*** Opening DATA RECORDS ***
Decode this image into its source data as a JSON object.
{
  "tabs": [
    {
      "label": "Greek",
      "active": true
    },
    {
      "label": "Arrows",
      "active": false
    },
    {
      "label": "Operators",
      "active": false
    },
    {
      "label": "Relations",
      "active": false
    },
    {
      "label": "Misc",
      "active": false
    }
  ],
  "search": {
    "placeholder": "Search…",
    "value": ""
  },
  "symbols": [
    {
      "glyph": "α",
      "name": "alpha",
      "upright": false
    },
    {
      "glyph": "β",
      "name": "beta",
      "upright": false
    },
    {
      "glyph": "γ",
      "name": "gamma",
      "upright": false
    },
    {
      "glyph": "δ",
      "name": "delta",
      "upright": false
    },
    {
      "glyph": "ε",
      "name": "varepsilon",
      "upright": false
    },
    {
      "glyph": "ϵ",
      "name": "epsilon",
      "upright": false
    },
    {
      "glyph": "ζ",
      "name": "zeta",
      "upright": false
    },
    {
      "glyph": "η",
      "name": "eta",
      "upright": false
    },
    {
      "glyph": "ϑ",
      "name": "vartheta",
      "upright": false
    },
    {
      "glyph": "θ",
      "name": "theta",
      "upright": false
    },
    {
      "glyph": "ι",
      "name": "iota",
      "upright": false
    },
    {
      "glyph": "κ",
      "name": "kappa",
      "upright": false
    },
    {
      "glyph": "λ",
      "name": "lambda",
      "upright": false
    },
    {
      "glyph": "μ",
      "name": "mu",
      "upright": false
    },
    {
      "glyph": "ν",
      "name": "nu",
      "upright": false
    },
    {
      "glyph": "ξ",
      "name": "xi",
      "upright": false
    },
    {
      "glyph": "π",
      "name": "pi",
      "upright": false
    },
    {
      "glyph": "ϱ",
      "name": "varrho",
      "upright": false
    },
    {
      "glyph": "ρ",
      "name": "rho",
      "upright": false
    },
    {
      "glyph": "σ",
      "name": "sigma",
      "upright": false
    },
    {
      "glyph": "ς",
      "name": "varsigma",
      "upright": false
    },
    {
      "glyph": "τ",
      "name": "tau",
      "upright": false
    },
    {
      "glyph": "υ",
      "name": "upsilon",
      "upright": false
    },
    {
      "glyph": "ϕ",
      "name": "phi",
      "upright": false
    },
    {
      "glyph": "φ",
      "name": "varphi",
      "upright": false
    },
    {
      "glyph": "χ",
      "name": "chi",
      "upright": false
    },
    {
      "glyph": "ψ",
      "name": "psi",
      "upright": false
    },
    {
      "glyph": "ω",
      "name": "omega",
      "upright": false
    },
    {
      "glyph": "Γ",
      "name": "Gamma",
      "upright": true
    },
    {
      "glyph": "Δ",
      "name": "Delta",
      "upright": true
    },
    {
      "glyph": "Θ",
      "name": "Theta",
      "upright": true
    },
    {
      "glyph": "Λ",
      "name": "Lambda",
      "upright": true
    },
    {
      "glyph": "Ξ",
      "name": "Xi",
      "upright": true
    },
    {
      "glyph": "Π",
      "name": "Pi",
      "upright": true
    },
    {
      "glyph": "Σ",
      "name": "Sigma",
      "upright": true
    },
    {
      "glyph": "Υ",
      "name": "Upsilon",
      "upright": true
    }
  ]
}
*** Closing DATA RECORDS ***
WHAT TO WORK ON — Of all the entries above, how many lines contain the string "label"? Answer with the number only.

OUTPUT FOR THIS TASK — 5